**DATA SUPPLIED:**
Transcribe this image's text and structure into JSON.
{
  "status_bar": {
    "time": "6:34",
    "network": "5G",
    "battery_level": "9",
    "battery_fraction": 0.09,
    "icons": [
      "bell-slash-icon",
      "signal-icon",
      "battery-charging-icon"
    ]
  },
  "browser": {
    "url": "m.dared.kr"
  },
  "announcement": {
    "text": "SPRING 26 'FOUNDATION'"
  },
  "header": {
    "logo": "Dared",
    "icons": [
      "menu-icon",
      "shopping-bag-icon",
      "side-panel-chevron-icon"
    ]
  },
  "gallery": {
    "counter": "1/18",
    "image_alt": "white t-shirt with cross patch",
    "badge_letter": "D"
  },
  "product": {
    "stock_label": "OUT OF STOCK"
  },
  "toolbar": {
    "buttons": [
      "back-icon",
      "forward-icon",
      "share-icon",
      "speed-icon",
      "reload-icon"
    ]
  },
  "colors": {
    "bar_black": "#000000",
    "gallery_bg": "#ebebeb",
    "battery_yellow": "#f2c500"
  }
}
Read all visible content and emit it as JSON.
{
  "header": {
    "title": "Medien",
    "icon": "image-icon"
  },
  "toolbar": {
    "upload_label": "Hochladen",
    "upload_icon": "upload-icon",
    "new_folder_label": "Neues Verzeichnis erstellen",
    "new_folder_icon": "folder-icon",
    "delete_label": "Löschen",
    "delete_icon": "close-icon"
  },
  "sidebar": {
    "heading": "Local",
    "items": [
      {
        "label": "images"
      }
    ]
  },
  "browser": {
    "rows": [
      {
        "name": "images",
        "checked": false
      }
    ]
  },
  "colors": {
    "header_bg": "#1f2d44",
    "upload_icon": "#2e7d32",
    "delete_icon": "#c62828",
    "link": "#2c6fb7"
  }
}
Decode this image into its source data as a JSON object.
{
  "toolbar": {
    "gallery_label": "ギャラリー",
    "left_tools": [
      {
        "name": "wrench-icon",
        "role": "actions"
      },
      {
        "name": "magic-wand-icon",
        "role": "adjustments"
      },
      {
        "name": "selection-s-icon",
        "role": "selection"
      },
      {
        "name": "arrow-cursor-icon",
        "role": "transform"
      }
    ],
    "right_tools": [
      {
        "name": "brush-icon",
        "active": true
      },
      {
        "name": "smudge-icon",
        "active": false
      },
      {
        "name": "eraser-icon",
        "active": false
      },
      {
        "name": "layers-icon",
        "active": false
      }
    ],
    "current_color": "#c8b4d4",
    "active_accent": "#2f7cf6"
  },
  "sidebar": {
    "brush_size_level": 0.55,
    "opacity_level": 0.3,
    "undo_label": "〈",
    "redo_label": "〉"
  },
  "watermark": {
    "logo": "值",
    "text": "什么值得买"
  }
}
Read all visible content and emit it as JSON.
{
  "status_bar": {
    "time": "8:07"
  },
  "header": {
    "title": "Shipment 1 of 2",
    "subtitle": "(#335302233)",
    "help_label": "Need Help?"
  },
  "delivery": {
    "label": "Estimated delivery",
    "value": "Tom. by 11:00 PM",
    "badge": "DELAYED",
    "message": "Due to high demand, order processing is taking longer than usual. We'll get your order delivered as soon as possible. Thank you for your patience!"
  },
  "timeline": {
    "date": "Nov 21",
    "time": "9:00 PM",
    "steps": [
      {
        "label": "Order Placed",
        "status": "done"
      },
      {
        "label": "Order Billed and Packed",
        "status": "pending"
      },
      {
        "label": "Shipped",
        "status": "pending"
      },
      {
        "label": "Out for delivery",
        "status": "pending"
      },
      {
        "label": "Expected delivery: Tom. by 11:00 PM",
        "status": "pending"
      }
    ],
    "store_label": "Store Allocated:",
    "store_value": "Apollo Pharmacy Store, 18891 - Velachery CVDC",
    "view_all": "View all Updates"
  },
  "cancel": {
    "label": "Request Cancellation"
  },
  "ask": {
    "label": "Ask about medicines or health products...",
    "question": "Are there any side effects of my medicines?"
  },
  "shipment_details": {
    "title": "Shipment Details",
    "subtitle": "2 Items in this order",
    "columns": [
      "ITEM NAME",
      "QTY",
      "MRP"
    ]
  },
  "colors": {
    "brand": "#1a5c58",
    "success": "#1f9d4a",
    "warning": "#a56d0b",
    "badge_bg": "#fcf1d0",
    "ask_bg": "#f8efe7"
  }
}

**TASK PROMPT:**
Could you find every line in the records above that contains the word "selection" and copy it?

**PROBLEM SOLUTION:**
        "name": "selection-s-icon",
        "role": "selection"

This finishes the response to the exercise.